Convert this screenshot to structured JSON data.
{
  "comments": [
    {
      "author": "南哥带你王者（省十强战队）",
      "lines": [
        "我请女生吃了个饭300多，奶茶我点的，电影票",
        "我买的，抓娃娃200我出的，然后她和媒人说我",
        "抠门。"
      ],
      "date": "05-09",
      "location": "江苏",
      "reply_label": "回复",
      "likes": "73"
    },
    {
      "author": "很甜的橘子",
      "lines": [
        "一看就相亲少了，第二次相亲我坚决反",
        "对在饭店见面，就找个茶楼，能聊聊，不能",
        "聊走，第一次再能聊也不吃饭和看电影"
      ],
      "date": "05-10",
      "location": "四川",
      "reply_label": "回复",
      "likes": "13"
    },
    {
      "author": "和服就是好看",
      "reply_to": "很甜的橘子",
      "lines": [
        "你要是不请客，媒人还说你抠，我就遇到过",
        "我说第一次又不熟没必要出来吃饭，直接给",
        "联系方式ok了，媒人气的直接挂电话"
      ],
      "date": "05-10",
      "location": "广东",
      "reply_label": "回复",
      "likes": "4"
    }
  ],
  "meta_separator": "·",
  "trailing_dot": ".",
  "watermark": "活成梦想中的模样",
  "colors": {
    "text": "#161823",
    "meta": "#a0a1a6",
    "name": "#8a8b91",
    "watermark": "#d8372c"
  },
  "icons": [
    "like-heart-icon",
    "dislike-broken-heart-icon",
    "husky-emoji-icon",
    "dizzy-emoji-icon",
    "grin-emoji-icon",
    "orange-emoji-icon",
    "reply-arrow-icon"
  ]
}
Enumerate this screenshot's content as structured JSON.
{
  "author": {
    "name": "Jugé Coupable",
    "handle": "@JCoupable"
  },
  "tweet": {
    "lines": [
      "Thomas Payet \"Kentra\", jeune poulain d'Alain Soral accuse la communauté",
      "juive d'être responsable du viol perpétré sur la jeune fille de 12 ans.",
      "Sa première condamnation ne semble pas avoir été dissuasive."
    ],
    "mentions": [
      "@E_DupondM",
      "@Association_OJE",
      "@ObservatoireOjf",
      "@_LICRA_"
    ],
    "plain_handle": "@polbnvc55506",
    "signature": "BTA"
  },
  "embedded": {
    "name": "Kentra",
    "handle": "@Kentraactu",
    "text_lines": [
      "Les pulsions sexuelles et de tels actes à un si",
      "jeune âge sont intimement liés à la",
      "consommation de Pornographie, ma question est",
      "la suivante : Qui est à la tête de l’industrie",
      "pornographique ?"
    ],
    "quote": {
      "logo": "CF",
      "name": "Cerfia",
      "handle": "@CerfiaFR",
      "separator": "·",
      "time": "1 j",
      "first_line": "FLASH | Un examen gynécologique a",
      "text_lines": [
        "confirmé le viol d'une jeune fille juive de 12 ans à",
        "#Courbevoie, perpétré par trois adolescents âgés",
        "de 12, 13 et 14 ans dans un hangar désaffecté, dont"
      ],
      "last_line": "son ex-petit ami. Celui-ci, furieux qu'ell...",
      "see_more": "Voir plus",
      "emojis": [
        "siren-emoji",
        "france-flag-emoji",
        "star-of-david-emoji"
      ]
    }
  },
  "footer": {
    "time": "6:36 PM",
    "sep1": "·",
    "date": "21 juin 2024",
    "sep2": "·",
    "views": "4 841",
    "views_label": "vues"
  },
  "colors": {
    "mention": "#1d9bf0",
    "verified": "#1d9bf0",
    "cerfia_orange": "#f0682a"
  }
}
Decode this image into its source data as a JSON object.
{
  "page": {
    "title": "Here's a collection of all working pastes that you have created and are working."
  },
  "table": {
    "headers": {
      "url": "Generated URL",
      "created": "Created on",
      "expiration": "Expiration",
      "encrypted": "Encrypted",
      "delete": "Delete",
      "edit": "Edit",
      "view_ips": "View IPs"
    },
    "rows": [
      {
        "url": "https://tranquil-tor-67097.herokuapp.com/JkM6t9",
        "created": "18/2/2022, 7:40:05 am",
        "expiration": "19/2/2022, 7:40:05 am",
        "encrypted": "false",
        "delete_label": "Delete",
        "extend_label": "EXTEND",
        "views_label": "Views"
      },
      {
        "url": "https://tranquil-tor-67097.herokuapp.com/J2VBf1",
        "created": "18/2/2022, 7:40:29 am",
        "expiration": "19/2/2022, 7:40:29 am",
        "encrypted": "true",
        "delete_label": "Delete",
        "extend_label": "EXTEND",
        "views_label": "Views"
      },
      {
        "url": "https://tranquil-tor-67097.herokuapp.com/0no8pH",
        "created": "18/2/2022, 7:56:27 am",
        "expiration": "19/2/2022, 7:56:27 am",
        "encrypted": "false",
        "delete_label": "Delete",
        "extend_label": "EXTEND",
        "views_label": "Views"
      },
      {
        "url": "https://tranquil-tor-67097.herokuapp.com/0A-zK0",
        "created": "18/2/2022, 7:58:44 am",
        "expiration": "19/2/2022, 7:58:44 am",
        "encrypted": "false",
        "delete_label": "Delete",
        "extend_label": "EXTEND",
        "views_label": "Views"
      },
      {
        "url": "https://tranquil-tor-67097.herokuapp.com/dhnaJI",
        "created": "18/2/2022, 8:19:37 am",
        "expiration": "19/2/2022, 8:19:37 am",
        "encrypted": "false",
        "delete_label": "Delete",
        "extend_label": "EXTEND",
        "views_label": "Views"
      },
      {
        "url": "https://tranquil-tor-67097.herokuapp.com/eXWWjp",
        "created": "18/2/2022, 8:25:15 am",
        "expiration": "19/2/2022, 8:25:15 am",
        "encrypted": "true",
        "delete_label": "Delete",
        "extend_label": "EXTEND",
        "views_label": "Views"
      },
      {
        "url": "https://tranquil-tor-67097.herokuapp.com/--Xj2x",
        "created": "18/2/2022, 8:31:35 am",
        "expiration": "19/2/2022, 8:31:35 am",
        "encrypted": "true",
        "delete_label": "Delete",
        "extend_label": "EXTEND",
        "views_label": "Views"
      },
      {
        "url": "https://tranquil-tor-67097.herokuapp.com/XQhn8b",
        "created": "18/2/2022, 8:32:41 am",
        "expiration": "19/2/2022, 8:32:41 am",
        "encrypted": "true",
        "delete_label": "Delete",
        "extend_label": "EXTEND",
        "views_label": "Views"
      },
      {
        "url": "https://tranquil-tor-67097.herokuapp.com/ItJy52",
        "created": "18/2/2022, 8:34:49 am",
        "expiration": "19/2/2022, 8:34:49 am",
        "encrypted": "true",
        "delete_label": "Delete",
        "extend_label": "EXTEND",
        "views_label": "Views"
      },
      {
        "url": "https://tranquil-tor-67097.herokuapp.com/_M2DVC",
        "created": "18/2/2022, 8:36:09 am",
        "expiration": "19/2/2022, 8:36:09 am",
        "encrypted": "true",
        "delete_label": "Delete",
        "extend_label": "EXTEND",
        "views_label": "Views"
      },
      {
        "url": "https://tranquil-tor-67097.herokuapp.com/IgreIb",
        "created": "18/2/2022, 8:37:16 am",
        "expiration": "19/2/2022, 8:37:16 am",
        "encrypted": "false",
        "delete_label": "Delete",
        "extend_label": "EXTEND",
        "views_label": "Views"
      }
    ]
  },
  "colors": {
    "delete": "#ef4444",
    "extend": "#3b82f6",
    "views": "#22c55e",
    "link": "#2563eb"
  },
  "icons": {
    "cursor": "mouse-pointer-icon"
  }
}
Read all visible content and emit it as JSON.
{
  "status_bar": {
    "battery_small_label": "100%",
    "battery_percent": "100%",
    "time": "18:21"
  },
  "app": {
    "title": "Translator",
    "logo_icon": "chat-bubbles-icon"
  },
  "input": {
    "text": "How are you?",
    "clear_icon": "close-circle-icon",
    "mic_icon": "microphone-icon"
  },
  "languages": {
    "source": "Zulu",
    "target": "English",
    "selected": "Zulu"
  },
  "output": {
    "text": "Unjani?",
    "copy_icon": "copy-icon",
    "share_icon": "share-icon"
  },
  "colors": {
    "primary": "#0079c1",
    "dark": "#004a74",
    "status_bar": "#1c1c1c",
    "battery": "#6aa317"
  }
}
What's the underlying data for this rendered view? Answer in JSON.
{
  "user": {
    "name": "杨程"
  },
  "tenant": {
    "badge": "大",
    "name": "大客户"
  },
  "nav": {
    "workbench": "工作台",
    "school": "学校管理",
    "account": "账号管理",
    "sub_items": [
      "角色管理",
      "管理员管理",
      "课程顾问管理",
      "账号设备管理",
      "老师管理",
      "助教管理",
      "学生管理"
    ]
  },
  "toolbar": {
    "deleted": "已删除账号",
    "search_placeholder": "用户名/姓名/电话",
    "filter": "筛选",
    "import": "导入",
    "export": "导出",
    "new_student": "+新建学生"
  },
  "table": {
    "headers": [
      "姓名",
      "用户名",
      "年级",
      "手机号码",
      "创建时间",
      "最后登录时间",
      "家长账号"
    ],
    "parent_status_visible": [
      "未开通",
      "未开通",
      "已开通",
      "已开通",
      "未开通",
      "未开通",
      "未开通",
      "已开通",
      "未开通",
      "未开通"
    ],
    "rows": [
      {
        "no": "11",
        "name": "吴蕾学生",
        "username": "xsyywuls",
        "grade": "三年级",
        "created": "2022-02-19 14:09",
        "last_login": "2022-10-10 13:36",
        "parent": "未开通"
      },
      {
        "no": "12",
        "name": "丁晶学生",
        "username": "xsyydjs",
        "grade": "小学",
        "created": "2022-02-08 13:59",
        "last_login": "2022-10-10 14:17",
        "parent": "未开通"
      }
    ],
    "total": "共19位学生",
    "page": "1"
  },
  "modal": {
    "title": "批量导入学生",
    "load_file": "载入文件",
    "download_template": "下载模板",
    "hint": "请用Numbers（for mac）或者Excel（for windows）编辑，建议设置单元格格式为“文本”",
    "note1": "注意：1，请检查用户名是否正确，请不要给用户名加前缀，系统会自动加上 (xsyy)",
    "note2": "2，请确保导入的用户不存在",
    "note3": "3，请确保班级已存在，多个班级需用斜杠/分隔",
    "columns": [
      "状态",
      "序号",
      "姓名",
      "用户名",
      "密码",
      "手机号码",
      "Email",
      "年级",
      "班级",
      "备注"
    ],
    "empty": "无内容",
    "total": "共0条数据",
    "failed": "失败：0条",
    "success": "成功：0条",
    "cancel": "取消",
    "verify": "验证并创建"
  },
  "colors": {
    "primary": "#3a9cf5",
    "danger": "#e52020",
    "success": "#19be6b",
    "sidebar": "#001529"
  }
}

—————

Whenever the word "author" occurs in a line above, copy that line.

      "author": "南哥带你王者（省十强战队）",
      "author": "很甜的橘子",
      "author": "和服就是好看",
  "author": {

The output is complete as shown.